Dorothy McGuire, 85, a graceful and versatile film actress who appeared in more than 25 movies from 1943 until suffering a debilitating hip injury in the early 1990s, died of a heart ailment Sept. 13 in a hospital in Santa Monica, Calif.
Ms. McGuire was best known for her work in the 1940s and 1950s playing the weary wife of an alcoholic in "A Tree Grows in Brooklyn" (1945), the mute heroine in the thriller "The Spiral Staircase" (1946) and the romantic lead in "Three Coins in the Fountain" (1954).
She received an Academy Award nomination for best actress as the socialite girlfriend of Gregory Peck's crusading journalist in "Gentleman's Agreement" (1947), the Elia Kazan film version of Laura Z. Hobson's bestselling novel about anti-Semitism.
Ms. McGuire, who never saw herself as glamour girl, was often cast in matronly, introspective parts that catered to her heart-shaped face, warm eyes and soft voice. She was not paired with Gary Cooper in a sizzling love scene; instead, they were a devout Quaker couple during the Civil War in "Friendly Persuasion" (1956).
In the mid-1950s, she matured into character roles in such films as "Old Yeller" (1957), "A Summer Place" (1959), "Swiss Family Robinson" (1960) and "The Greatest Story Ever Told" (1965), in which she played the Virgin Mary.
She later turned to television, appearing as Mary Jordache in the 1976 miniseries "Rich Man, Poor Man," and helped found the La Jolla (Calif.) Playhouse. She continued performing on Broadway into the 1980s.

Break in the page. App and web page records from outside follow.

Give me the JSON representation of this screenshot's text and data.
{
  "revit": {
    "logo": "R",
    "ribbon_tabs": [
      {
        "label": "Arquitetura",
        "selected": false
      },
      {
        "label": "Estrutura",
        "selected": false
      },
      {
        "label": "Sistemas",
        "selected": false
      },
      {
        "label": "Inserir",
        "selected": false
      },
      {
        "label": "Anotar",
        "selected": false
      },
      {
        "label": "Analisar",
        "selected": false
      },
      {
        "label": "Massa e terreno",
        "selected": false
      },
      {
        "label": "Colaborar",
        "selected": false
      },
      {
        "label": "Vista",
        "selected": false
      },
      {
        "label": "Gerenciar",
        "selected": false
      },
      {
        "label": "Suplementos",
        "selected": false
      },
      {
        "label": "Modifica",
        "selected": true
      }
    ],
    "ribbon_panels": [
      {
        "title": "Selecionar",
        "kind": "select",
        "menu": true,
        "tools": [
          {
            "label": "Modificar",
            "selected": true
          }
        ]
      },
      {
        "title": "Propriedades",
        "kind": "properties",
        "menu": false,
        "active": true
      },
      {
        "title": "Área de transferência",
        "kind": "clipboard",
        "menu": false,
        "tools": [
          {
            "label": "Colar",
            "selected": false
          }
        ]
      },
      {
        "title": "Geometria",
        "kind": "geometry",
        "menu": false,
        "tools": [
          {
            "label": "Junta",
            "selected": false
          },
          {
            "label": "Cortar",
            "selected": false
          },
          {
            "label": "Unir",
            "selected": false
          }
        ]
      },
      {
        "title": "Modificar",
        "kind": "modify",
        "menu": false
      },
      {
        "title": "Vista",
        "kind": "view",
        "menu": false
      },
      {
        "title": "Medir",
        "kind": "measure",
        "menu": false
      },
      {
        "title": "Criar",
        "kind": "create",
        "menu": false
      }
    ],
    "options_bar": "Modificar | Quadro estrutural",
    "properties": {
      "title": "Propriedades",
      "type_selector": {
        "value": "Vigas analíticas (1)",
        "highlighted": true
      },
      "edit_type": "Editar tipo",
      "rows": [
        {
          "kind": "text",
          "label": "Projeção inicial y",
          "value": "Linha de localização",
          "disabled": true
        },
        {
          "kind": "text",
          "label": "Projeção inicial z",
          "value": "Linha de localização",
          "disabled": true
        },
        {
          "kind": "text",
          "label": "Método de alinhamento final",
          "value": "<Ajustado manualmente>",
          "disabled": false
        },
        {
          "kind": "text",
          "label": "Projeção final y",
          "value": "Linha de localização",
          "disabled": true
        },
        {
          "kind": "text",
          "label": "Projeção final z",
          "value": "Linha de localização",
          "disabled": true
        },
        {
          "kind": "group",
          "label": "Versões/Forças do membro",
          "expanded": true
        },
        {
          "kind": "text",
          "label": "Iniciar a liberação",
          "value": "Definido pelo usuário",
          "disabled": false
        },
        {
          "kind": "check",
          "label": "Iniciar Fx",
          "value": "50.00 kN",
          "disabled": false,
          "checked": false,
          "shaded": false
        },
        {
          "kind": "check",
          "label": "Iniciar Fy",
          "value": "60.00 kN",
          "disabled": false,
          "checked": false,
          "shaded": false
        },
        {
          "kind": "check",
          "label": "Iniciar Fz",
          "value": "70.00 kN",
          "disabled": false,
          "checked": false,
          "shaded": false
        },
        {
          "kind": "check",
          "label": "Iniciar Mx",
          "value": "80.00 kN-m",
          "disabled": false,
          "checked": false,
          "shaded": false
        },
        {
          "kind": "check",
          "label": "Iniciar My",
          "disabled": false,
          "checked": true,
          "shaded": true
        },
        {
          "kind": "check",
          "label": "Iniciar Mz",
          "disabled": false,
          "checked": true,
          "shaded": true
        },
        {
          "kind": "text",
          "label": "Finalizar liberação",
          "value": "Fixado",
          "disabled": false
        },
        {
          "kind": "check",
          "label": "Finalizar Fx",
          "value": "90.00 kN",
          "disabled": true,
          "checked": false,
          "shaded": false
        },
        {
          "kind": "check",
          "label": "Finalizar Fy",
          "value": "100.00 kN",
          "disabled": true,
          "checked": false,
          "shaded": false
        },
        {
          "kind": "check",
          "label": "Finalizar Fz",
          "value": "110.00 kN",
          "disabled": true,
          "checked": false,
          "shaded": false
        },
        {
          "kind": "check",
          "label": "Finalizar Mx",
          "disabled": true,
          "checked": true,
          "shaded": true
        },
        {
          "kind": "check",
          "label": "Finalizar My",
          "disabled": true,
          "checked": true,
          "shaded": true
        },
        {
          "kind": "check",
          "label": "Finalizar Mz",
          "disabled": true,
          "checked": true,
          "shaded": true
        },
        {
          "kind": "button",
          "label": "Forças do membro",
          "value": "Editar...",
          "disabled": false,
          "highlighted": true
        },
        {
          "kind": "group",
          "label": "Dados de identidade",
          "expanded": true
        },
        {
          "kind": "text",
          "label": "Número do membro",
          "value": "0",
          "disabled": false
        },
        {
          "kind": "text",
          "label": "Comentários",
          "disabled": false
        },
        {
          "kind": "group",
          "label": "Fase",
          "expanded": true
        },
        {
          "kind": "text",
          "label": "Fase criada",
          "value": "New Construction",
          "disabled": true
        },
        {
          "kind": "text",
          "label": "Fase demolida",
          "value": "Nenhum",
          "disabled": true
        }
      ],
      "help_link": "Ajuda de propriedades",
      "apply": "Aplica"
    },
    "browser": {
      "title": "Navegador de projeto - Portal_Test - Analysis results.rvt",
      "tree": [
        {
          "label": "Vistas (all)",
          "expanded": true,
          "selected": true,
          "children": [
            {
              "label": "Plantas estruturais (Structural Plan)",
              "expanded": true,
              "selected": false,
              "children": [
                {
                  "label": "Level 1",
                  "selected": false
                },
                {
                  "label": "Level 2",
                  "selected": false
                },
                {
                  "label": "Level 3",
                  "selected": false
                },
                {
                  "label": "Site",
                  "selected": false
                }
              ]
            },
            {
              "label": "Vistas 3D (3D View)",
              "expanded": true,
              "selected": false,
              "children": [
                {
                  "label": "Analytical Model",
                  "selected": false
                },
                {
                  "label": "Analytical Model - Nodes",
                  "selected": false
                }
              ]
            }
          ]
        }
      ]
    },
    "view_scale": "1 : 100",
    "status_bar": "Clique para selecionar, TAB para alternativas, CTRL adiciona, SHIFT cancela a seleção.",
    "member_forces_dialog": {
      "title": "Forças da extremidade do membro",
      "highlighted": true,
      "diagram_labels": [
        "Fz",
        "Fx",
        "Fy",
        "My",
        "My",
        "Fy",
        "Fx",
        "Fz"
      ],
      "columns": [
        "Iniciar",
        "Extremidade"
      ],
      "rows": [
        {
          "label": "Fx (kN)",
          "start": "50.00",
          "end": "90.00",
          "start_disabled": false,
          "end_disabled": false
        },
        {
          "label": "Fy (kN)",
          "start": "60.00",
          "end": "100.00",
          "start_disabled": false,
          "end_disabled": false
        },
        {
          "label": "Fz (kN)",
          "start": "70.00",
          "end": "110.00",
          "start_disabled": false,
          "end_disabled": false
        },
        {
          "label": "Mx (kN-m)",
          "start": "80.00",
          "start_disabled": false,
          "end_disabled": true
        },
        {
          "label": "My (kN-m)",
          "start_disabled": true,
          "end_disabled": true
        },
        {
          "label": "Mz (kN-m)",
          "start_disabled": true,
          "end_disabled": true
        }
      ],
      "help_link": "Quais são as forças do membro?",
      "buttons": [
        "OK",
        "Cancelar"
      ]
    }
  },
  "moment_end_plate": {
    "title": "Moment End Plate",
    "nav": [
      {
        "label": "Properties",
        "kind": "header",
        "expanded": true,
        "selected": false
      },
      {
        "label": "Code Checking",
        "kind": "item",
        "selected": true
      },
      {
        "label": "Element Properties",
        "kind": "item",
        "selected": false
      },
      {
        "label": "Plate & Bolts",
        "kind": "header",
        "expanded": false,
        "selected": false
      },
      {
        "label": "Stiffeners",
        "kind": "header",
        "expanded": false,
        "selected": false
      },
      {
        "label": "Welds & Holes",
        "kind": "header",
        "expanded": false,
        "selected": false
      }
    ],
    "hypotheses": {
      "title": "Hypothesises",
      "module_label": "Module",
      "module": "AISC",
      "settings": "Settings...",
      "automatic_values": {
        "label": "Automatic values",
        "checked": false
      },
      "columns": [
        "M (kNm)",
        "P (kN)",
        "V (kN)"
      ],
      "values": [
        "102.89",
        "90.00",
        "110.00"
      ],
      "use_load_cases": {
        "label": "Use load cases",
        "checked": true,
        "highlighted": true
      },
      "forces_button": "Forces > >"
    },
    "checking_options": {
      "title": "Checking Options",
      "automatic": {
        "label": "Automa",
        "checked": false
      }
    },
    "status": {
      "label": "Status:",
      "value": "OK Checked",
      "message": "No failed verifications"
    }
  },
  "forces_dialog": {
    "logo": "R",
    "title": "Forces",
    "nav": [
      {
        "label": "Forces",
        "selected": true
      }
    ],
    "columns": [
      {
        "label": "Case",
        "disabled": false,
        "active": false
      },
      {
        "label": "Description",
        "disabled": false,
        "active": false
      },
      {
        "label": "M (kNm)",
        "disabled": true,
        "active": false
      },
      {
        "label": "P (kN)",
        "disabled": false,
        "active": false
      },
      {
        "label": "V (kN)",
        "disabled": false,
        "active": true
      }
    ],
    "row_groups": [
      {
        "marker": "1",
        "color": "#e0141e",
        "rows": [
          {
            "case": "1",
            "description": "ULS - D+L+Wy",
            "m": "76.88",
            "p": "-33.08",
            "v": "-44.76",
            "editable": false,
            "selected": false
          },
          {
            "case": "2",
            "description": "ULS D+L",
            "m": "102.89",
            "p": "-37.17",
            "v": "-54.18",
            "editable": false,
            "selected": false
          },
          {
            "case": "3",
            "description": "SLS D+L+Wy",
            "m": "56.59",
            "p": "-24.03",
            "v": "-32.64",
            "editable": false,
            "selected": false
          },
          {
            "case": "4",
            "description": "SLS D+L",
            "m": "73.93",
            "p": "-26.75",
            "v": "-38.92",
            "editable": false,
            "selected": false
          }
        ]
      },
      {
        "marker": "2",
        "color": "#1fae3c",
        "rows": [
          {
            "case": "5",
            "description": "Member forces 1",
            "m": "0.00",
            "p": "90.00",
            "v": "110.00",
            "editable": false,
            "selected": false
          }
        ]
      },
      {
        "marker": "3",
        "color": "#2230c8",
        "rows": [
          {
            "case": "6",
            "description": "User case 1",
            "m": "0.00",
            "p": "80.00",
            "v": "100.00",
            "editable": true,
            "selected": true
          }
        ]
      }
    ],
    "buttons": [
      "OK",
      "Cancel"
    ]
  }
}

Dorothy Hackett McGuire began her career in her native Omaha in the early 1930s. She was a teenager when she appeared opposite Henry Fonda, a young Broadway actor who returned to his home town for a short engagement.
After summer stock, she began appearing on the New York stage in 1938. First an understudy to Martha Scott, she took over the lead role of Emily in Thornton Wilder's Pulitzer Prize-winning drama "Our Town."
In 1941, Ms. McGuire made a massive impression as the precocious yet insecure young bride in "Claudia," which called on her to portray a range of emotions for which she would later become known on screen.
McGuire repeated the role on film opposite Robert Young in her 1943 Hollywood debut. She and Young were paired in a sequel, "Claudia and David" (1946), and in the tender and tastefully directed weepie about a love affair between a homely girl and a facially scarred war veteran, "The Enchanted Cottage" (1945).
She said in a 1982 interview that she was a bit confounded by Hollywood casting decisions and never learned how to craft a more consistent screen image.
"I love my career, but I never felt much about it, about how to nurture it," she said. "See, I've always been rather shy and not very adventurous. . . . I had no image. So I found myself in a lot of things accidentally."
Her husband, Life magazine photographer John Swope, whom she married in 1943, died in 1979.
Survivors include two children.